Trust and Incentives in Principal-Agent Negotiations The ‘Insurance/Incentive Trade-Off’

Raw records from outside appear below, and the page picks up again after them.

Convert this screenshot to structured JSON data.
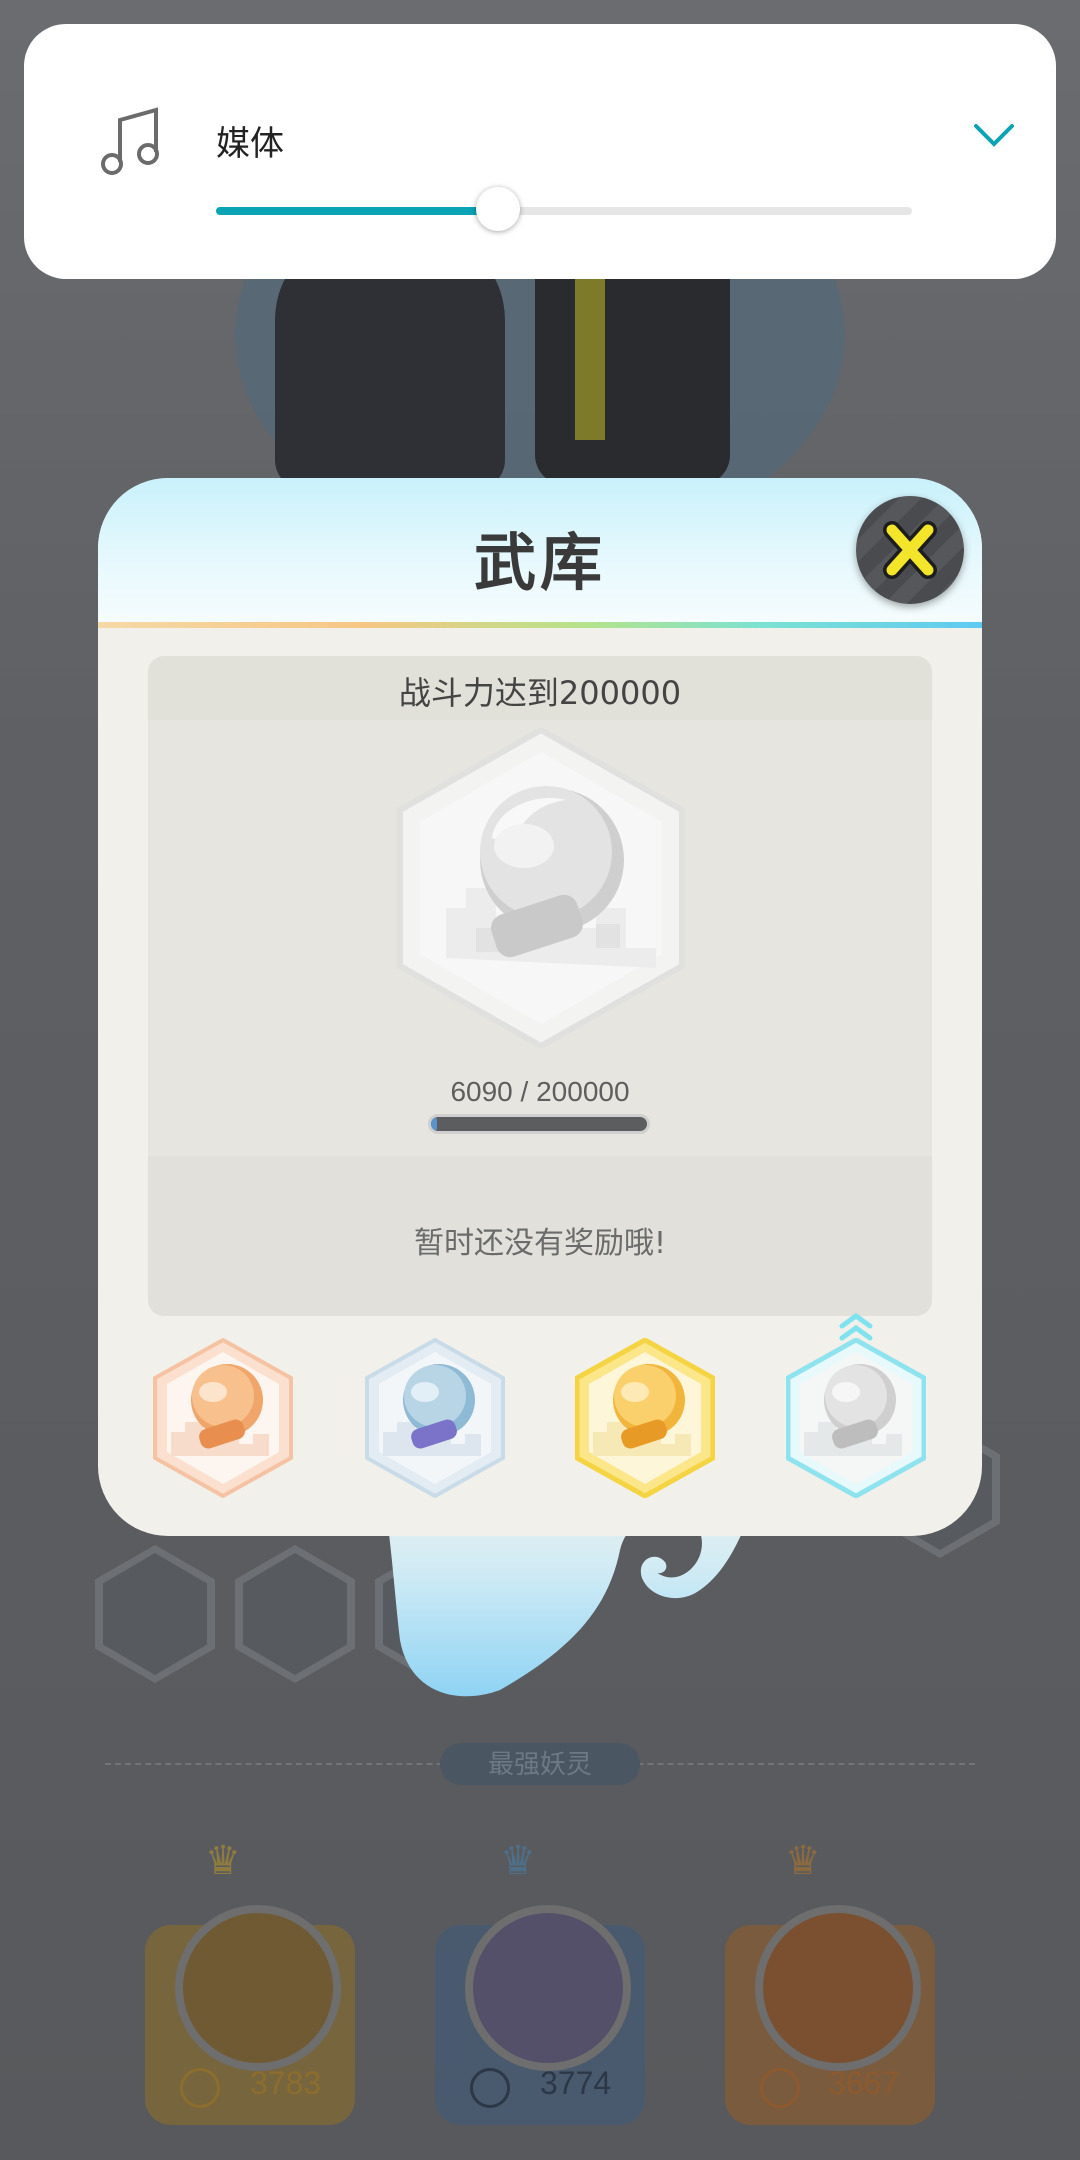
{
  "volume_panel": {
    "icon": "music-note-icon",
    "label": "媒体",
    "level": 0.405,
    "expand_icon": "chevron-down-icon",
    "accent_color": "#0aa4b5"
  },
  "dialog": {
    "title": "武库",
    "close_icon": "close-icon",
    "goal": "战斗力达到200000",
    "progress_text": "6090 / 200000",
    "progress_fraction": 0.03,
    "reward_text": "暂时还没有奖励哦!",
    "tiers": [
      {
        "name": "bronze",
        "color": "#f0a56a"
      },
      {
        "name": "silver",
        "color": "#8fbad6"
      },
      {
        "name": "gold",
        "color": "#f2b53c"
      },
      {
        "name": "diamond",
        "color": "#9fe9f2"
      }
    ]
  },
  "background": {
    "section_label": "最强妖灵",
    "leaders": [
      {
        "value": "3783"
      },
      {
        "value": "3774"
      },
      {
        "value": "3667"
      }
    ]
  }
}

The canonical principal-agent problem involves a risk-neutral principal who must use incentives to motivate a risk-averse agent to take a costly, unobservable action that improves the principal’s payoff. The standard solution requires an inefficient shifting of risk to the agent. This paper, however, summarizes experimental research that throws doubt on the validity of this conclusion. Experimental subjects were routinely able to achieve efficiency in agent effort levels without inefficient risk-sharing. These experimental outcomes, while anomalous from the standpoint of principal-agency theory, are quite consistent with other experimental data testing notions of trust-based implicit contracting. Such contracting within a hierarchy may allow an outcome preferred, by both principal and agent, to that deemed possible by principal-agency theory. If this is true, then the lessons to be learned from principal-agency theory are all the wrong ones. Concentrating on incentives can crowd out the very qualities in a relationship that make social efficiency possible.